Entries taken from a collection
'''
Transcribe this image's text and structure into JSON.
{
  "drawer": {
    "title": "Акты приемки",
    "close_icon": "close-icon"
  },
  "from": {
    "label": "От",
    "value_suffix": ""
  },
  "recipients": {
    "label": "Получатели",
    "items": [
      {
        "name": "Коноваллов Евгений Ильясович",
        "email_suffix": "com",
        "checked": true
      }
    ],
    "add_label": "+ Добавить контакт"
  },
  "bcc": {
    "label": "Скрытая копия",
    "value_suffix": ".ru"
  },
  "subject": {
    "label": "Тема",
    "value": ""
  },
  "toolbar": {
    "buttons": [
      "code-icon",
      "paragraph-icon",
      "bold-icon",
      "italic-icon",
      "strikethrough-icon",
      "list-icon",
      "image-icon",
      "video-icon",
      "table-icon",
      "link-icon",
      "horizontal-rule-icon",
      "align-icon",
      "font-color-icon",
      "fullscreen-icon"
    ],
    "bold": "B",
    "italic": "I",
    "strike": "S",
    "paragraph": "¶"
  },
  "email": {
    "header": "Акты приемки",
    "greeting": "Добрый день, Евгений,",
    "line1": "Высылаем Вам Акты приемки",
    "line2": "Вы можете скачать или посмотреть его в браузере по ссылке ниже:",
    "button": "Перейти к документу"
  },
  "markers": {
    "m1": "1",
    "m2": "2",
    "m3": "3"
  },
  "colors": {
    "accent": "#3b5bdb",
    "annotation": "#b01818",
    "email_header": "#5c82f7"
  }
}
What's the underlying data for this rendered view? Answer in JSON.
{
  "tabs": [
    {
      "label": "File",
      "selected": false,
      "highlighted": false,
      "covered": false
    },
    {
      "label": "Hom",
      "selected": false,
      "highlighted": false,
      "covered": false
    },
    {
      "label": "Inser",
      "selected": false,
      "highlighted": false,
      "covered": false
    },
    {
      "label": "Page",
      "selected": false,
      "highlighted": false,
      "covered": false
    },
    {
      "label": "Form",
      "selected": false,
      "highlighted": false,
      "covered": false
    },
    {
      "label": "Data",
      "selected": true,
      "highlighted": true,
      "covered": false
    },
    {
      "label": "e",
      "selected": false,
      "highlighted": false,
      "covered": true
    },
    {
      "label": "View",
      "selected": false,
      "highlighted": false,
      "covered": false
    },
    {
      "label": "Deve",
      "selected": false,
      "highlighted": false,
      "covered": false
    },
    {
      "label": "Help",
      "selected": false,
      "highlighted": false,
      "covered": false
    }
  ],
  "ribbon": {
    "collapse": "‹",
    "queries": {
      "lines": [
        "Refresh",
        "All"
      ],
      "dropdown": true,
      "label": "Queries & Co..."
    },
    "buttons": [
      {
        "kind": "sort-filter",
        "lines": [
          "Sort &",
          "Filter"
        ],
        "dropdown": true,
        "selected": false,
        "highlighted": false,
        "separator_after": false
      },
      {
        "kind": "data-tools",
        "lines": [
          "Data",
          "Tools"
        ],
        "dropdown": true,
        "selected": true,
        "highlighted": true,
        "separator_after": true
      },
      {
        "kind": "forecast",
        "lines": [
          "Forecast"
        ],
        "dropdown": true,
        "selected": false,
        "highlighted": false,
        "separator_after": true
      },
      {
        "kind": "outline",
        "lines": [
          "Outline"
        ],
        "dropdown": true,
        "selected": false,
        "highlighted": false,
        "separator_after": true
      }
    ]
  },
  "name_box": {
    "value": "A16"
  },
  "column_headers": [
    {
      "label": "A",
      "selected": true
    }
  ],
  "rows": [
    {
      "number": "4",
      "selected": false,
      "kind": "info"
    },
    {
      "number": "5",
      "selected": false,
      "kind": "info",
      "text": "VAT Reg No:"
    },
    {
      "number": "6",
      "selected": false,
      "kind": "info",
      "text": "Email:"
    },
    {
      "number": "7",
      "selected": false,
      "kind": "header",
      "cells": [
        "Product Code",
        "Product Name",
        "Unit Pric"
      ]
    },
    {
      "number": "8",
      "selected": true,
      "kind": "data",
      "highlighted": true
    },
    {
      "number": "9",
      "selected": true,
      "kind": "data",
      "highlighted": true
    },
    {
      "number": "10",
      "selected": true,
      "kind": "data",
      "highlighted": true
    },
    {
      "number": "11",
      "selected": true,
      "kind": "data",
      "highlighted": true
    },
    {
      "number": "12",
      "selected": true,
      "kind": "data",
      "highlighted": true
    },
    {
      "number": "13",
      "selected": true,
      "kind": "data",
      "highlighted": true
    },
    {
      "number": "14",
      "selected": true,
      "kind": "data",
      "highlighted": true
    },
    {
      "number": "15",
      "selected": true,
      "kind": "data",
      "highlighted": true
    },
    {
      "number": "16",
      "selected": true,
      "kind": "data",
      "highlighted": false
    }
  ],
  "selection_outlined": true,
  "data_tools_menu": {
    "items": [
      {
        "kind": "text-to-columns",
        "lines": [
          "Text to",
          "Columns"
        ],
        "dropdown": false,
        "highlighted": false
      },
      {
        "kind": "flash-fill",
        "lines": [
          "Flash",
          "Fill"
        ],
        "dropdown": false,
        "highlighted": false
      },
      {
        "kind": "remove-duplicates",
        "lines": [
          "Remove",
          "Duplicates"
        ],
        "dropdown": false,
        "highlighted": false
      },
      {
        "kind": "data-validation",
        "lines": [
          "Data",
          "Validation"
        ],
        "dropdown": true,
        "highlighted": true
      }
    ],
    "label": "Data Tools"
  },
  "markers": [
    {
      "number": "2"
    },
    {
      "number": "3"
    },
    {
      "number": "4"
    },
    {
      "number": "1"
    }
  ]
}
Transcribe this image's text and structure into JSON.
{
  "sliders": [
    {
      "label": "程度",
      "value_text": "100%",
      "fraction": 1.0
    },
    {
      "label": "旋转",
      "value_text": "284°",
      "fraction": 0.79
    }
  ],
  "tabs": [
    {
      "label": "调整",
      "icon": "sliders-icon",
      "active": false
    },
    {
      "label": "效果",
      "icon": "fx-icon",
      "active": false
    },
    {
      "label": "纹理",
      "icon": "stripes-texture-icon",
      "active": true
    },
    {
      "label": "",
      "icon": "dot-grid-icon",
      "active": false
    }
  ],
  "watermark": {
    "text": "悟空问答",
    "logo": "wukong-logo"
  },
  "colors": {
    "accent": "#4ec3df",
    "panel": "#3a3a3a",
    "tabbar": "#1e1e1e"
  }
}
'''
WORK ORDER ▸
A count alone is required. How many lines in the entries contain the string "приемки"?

YOUR SOLUTION ▸
3